A stochastic process has stationary increments if for all and , the distribution of the random variables

depends only on and not on .^{[1]}^{[2]}

Having stationary increments is a defining property for many large families of stochastic processes such as the Lévy processes. Being special Lévy processes, both the Wiener process and the Poisson processes have stationary increments. Other families of stochastic processes such as random walks have stationary increments by construction.

An example of a stochastic process with stationary increments that is not a Lévy process is given by , where the are independent and identically distributed random variables following a normal distribution with mean zero and variance one. Then the increments are independent of as they have a normal distribution with mean zero and variance two. In this special case, the increments are even independent of the duration of observation itself.

The concept of stationary increments can be generalized to stochastic processes with more complex index sets . Let be a stochastic process whose index set is closed with respect to addition. Then it has stationary increments if for any , the random variables
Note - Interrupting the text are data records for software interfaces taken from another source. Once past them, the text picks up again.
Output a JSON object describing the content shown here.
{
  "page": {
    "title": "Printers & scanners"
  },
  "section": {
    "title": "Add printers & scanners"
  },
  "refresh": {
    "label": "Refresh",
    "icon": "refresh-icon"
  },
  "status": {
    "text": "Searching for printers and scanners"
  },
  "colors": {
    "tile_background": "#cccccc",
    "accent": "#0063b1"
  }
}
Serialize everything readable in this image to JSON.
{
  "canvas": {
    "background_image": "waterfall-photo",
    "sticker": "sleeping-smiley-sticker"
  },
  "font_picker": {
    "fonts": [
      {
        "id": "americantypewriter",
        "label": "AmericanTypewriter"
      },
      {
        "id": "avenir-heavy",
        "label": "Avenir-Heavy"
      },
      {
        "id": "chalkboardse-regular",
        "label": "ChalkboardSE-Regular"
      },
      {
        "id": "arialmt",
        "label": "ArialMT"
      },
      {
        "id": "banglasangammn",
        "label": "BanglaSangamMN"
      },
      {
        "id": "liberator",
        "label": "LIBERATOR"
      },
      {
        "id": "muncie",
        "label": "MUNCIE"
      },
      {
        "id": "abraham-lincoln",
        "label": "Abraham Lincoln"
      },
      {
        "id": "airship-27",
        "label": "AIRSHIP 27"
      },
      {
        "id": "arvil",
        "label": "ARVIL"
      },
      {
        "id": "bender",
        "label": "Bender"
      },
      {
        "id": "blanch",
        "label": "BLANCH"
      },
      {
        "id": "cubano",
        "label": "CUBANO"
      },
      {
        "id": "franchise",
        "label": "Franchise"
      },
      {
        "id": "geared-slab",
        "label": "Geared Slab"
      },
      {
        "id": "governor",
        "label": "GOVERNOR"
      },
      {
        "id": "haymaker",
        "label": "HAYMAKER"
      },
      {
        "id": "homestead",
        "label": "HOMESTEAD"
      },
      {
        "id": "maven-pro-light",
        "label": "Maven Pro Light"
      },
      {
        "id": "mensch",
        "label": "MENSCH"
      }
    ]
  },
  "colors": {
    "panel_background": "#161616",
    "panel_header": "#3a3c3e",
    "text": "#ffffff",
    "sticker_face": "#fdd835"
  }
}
and

have identical distributions.
If it is sufficient to consider .^{[1]}